Copy every line of the data that includes the string "JSON".

--- DATA PROVIDED Enclosed Below ---

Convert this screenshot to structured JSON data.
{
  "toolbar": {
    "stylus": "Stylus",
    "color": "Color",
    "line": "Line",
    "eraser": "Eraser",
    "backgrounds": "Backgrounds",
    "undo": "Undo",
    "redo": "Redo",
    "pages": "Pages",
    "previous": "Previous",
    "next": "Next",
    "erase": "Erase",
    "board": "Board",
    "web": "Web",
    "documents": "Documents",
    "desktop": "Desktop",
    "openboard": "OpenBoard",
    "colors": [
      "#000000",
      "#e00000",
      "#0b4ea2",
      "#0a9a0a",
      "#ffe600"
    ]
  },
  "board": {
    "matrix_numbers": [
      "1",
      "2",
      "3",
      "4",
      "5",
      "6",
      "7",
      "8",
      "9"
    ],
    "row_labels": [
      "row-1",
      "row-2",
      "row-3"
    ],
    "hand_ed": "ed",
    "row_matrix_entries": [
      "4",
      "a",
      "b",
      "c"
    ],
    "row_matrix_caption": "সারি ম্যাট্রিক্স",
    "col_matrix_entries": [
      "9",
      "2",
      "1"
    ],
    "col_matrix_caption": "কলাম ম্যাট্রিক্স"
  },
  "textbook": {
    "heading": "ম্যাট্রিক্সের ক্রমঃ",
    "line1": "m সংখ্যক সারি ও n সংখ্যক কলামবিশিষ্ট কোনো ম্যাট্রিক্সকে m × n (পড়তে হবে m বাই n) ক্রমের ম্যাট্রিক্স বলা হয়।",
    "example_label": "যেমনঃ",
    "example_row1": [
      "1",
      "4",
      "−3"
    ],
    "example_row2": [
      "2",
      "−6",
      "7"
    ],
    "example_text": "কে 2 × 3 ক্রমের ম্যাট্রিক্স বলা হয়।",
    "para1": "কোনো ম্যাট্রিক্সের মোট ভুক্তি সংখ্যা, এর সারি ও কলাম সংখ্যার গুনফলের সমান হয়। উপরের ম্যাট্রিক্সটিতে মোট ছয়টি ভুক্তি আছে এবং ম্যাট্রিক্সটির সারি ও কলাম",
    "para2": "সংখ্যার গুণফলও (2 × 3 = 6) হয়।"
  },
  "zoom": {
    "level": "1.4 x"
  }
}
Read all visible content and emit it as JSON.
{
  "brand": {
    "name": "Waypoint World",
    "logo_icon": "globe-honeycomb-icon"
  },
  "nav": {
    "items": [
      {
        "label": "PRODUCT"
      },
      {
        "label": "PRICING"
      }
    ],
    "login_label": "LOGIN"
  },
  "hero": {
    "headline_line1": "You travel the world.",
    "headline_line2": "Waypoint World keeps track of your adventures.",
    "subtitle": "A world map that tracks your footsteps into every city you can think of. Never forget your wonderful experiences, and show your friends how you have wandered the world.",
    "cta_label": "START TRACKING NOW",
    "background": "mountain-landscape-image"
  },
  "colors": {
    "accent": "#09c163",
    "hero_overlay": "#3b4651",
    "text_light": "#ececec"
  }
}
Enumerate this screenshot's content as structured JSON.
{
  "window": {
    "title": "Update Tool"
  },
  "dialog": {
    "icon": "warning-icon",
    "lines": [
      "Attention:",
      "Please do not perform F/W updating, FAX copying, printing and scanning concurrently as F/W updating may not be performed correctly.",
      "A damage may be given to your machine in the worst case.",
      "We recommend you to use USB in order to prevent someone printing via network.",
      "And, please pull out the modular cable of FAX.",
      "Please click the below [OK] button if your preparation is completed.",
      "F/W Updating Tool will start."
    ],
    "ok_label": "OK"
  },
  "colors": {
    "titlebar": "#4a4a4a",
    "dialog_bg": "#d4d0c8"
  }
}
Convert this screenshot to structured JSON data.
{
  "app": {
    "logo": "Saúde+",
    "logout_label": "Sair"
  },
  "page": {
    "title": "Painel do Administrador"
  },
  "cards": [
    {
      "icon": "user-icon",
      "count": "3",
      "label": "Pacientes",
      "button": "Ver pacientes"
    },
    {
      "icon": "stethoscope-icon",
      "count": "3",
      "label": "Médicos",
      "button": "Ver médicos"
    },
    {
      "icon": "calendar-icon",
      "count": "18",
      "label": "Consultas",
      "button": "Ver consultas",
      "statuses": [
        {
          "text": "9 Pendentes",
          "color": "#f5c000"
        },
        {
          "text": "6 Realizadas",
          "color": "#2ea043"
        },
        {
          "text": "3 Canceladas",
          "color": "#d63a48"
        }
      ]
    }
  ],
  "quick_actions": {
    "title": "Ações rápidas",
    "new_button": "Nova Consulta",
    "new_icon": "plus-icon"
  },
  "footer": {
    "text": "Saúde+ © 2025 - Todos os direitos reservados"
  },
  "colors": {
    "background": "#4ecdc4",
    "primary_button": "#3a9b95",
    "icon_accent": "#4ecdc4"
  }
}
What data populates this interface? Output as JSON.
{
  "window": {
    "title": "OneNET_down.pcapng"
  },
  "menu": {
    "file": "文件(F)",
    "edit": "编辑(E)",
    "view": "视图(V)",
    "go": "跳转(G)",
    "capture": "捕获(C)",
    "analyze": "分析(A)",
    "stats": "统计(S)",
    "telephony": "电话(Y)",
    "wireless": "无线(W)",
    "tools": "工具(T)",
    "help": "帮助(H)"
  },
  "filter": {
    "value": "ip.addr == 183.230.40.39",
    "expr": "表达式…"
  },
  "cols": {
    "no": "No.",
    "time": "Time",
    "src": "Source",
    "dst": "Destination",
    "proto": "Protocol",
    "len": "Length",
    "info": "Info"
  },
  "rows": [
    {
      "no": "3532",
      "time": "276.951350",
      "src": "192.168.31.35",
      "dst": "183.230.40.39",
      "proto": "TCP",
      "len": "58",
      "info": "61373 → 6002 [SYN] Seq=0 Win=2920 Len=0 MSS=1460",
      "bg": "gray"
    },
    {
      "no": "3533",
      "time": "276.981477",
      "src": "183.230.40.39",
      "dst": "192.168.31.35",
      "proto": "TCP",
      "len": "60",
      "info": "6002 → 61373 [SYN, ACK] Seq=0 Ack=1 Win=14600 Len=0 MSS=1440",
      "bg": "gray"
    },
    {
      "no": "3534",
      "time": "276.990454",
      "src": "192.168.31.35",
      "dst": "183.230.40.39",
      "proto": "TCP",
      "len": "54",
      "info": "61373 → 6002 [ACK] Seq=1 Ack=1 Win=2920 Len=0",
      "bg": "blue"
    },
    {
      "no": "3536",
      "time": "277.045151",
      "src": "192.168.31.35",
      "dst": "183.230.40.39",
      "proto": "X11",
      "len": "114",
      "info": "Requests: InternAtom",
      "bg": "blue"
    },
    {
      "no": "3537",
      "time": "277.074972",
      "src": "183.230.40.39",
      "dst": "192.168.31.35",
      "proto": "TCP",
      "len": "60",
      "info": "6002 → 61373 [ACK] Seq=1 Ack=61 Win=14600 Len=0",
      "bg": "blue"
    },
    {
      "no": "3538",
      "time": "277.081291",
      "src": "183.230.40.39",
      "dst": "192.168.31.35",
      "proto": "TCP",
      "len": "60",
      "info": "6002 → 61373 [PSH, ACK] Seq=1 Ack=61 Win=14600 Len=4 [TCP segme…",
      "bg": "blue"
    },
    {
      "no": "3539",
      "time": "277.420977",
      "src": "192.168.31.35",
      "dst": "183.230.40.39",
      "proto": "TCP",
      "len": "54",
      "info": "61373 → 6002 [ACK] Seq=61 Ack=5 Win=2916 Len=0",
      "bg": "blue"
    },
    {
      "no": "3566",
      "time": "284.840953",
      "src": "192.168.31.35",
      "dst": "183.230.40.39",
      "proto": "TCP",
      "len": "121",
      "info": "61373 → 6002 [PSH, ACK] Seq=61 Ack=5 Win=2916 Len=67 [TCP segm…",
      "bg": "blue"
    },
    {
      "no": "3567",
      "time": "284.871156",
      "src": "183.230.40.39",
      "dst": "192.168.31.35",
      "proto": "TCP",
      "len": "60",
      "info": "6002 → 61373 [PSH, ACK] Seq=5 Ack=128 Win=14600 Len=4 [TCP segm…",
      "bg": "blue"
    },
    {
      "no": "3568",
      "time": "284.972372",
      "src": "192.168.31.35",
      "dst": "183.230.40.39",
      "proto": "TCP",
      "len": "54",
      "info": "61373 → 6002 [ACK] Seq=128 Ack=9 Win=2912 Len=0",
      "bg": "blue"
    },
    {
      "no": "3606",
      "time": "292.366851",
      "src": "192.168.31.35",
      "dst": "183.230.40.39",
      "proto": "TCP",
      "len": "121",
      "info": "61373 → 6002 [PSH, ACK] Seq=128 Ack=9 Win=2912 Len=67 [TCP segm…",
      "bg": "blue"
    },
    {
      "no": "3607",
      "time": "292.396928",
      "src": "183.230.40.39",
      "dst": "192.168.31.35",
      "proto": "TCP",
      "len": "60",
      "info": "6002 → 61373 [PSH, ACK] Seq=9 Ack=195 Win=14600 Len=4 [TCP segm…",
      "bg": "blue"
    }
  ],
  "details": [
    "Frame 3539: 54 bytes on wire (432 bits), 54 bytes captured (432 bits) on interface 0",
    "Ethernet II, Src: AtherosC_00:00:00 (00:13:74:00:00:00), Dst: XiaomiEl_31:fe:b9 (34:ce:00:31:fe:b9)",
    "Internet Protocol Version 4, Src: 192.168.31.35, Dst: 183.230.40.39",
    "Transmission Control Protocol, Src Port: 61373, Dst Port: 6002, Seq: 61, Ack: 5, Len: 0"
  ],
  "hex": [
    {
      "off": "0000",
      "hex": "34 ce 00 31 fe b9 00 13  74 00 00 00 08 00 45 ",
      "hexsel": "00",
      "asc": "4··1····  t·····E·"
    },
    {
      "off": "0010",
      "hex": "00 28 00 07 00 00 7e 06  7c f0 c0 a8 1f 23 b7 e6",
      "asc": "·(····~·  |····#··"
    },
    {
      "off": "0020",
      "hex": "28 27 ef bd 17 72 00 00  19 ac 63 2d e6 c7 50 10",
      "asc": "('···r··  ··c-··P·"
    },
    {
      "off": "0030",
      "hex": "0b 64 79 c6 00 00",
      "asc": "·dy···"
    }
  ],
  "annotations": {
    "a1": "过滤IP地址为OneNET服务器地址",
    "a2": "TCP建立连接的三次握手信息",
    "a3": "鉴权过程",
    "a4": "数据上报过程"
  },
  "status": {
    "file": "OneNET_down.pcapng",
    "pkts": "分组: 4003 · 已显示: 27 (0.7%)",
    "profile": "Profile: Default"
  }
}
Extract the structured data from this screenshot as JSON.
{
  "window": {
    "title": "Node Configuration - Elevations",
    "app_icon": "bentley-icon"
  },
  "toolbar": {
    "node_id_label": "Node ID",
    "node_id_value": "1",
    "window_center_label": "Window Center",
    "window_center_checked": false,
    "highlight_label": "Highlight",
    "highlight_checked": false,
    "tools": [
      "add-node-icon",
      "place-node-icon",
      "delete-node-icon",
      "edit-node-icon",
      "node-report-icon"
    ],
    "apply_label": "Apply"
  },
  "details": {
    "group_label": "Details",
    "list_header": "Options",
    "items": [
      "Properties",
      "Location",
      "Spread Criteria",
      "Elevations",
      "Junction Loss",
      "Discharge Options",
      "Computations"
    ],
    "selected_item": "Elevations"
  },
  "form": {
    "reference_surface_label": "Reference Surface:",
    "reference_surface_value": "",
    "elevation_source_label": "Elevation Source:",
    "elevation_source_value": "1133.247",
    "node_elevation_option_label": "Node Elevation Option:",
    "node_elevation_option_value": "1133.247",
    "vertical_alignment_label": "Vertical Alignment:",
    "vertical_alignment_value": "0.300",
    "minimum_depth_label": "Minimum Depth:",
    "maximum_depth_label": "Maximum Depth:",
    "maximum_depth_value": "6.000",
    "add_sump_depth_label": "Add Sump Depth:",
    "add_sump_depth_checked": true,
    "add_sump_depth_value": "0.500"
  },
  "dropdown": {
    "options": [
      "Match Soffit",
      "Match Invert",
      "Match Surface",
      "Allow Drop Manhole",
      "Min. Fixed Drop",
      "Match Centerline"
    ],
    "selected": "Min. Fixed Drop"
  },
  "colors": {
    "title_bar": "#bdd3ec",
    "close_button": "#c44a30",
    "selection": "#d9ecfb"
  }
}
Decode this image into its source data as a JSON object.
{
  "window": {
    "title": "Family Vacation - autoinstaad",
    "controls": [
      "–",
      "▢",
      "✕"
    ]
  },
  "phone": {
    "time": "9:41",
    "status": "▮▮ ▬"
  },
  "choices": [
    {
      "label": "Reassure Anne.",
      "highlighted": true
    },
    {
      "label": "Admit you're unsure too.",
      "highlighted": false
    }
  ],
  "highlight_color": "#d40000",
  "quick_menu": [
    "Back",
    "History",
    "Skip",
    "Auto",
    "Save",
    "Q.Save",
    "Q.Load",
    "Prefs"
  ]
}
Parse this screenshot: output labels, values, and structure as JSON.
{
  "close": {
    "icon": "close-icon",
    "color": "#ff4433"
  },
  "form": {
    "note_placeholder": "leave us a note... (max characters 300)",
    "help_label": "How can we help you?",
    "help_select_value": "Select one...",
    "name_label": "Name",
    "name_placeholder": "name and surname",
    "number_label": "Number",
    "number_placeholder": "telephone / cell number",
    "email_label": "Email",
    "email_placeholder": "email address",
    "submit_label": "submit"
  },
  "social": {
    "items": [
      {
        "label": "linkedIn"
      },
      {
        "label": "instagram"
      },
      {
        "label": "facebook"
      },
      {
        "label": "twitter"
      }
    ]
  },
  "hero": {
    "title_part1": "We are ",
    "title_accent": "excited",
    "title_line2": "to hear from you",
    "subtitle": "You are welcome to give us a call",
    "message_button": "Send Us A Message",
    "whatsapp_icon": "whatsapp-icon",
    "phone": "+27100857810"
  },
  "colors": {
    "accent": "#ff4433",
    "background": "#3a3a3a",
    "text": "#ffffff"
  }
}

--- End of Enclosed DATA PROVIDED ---

REPLY TO THE EXERCISE:
Convert this screenshot to structured JSON data.
Read all visible content and emit it as JSON.
Enumerate this screenshot's content as structured JSON.
Convert this screenshot to structured JSON data.
What data populates this interface? Output as JSON.
Extract the structured data from this screenshot as JSON.
Decode this image into its source data as a JSON object.
Parse this screenshot: output labels, values, and structure as JSON.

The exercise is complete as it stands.